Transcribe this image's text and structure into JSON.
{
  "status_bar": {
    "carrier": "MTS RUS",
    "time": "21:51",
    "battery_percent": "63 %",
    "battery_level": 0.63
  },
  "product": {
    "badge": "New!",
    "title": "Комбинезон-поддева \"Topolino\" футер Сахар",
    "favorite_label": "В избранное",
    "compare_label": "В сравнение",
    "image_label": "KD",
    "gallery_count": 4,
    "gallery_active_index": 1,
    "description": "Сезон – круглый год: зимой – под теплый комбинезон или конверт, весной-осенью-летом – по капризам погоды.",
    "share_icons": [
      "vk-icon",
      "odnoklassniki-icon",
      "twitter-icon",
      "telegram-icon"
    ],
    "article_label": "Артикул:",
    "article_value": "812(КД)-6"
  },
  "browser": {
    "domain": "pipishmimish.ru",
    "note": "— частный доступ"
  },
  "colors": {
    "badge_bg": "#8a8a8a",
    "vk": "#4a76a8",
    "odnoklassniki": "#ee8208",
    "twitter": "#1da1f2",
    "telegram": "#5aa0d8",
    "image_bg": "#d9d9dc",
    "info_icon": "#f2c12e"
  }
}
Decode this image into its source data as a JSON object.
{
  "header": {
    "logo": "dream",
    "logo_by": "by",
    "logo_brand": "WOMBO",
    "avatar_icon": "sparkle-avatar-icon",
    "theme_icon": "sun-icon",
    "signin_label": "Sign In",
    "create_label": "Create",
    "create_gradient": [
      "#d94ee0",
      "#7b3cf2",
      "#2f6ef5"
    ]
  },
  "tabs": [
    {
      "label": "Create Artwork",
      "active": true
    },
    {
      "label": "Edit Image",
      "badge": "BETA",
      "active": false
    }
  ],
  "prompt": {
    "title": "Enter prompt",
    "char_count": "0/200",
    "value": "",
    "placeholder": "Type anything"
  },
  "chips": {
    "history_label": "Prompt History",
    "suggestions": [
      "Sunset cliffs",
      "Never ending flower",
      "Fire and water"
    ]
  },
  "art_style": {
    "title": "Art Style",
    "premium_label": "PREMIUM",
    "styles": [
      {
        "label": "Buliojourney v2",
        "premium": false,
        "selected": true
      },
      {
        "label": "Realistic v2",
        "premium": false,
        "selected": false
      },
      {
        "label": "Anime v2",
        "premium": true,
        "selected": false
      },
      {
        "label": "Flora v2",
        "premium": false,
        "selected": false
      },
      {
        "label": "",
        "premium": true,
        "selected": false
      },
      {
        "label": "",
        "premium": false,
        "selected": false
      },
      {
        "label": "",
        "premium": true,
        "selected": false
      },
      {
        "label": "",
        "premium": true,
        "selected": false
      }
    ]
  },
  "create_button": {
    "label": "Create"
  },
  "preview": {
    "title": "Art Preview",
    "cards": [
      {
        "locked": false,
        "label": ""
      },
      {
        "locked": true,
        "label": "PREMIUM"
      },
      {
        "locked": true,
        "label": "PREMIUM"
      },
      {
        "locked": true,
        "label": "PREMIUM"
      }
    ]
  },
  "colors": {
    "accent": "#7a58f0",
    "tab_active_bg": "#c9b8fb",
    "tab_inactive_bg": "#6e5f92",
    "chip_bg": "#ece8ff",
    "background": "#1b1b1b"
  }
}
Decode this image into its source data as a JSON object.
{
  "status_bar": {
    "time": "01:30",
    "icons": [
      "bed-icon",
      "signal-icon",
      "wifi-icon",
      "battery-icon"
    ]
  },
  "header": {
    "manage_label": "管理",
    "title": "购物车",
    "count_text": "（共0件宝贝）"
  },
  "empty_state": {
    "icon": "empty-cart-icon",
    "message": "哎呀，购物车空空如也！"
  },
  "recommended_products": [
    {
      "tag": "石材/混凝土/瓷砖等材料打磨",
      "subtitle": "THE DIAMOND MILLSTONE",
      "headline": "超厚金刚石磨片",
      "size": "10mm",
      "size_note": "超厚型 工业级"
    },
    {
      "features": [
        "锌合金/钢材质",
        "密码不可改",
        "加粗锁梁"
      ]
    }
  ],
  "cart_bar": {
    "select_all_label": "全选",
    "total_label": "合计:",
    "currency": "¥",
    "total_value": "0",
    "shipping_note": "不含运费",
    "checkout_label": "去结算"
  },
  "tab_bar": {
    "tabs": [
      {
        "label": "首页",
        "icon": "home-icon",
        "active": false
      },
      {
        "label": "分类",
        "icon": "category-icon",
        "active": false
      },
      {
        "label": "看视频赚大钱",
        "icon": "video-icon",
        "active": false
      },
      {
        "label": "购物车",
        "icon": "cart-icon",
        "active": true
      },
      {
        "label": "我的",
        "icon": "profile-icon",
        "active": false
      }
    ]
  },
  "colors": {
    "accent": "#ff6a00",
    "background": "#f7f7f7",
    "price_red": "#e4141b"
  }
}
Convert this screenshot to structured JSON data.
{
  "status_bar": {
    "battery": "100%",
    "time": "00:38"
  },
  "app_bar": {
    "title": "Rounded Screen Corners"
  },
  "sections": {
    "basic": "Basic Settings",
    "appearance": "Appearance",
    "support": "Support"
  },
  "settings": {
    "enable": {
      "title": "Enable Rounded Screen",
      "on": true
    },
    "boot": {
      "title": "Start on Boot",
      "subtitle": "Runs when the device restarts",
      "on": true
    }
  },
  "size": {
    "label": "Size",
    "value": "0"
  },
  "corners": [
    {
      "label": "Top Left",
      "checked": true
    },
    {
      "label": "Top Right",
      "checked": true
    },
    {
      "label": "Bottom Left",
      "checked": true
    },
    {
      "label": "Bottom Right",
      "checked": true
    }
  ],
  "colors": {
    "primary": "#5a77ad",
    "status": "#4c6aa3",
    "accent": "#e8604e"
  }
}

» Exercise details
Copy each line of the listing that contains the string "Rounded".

» Reply to the task
    "title": "Rounded Screen Corners"
      "title": "Enable Rounded Screen",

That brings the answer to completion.